Collected data
□ □ □
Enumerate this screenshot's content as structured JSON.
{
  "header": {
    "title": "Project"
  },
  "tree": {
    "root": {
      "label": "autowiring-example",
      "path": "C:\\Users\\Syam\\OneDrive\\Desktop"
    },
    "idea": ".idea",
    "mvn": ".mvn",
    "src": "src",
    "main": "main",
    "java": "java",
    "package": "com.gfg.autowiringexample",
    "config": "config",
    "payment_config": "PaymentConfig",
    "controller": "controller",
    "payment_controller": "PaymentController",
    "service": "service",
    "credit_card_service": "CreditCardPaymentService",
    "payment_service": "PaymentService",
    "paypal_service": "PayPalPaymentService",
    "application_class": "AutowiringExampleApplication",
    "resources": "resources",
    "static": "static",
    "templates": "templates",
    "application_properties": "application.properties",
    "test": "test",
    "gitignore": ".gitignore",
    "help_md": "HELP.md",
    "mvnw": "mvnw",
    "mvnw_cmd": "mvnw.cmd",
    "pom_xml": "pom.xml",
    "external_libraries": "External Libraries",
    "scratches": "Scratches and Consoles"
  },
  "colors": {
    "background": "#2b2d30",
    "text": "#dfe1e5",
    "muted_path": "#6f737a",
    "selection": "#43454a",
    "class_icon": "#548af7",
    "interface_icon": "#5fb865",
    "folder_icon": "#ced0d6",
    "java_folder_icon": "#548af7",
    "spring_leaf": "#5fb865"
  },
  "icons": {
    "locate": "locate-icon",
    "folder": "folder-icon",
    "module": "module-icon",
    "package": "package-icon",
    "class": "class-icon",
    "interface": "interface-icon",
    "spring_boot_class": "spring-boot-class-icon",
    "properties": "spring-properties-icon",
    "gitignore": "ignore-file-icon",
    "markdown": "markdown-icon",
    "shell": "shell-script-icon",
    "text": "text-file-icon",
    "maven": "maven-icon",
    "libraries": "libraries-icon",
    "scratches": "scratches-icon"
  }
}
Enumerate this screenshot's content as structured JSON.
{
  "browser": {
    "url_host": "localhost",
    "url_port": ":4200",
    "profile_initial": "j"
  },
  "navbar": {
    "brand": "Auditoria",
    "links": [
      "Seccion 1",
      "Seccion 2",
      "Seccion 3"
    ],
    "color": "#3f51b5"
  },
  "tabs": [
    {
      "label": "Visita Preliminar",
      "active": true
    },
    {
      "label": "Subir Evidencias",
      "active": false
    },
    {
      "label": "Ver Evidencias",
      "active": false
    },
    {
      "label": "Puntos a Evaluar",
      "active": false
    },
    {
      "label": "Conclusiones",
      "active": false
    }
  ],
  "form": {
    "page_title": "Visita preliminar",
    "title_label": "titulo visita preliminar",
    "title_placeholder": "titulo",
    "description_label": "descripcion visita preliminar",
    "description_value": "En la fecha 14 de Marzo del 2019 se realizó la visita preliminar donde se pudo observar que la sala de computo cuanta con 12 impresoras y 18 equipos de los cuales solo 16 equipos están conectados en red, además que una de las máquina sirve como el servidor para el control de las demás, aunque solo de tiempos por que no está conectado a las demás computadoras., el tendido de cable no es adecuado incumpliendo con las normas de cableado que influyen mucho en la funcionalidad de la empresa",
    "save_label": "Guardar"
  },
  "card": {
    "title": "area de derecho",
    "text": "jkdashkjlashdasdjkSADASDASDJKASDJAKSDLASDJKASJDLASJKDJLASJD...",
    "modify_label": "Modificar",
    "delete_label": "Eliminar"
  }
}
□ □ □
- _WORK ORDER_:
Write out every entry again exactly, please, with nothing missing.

- _TASK RESULT_:
Enumerate this screenshot's content as structured JSON.
{
  "header": {
    "title": "Project"
  },
  "tree": {
    "root": {
      "label": "autowiring-example",
      "path": "C:\\Users\\Syam\\OneDrive\\Desktop"
    },
    "idea": ".idea",
    "mvn": ".mvn",
    "src": "src",
    "main": "main",
    "java": "java",
    "package": "com.gfg.autowiringexample",
    "config": "config",
    "payment_config": "PaymentConfig",
    "controller": "controller",
    "payment_controller": "PaymentController",
    "service": "service",
    "credit_card_service": "CreditCardPaymentService",
    "payment_service": "PaymentService",
    "paypal_service": "PayPalPaymentService",
    "application_class": "AutowiringExampleApplication",
    "resources": "resources",
    "static": "static",
    "templates": "templates",
    "application_properties": "application.properties",
    "test": "test",
    "gitignore": ".gitignore",
    "help_md": "HELP.md",
    "mvnw": "mvnw",
    "mvnw_cmd": "mvnw.cmd",
    "pom_xml": "pom.xml",
    "external_libraries": "External Libraries",
    "scratches": "Scratches and Consoles"
  },
  "colors": {
    "background": "#2b2d30",
    "text": "#dfe1e5",
    "muted_path": "#6f737a",
    "selection": "#43454a",
    "class_icon": "#548af7",
    "interface_icon": "#5fb865",
    "folder_icon": "#ced0d6",
    "java_folder_icon": "#548af7",
    "spring_leaf": "#5fb865"
  },
  "icons": {
    "locate": "locate-icon",
    "folder": "folder-icon",
    "module": "module-icon",
    "package": "package-icon",
    "class": "class-icon",
    "interface": "interface-icon",
    "spring_boot_class": "spring-boot-class-icon",
    "properties": "spring-properties-icon",
    "gitignore": "ignore-file-icon",
    "markdown": "markdown-icon",
    "shell": "shell-script-icon",
    "text": "text-file-icon",
    "maven": "maven-icon",
    "libraries": "libraries-icon",
    "scratches": "scratches-icon"
  }
}
Enumerate this screenshot's content as structured JSON.
{
  "browser": {
    "url_host": "localhost",
    "url_port": ":4200",
    "profile_initial": "j"
  },
  "navbar": {
    "brand": "Auditoria",
    "links": [
      "Seccion 1",
      "Seccion 2",
      "Seccion 3"
    ],
    "color": "#3f51b5"
  },
  "tabs": [
    {
      "label": "Visita Preliminar",
      "active": true
    },
    {
      "label": "Subir Evidencias",
      "active": false
    },
    {
      "label": "Ver Evidencias",
      "active": false
    },
    {
      "label": "Puntos a Evaluar",
      "active": false
    },
    {
      "label": "Conclusiones",
      "active": false
    }
  ],
  "form": {
    "page_title": "Visita preliminar",
    "title_label": "titulo visita preliminar",
    "title_placeholder": "titulo",
    "description_label": "descripcion visita preliminar",
    "description_value": "En la fecha 14 de Marzo del 2019 se realizó la visita preliminar donde se pudo observar que la sala de computo cuanta con 12 impresoras y 18 equipos de los cuales solo 16 equipos están conectados en red, además que una de las máquina sirve como el servidor para el control de las demás, aunque solo de tiempos por que no está conectado a las demás computadoras., el tendido de cable no es adecuado incumpliendo con las normas de cableado que influyen mucho en la funcionalidad de la empresa",
    "save_label": "Guardar"
  },
  "card": {
    "title": "area de derecho",
    "text": "jkdashkjlashdasdjkSADASDASDJKASDJAKSDLASDJKASJDLASJKDJLASJD...",
    "modify_label": "Modificar",
    "delete_label": "Eliminar"
  }
}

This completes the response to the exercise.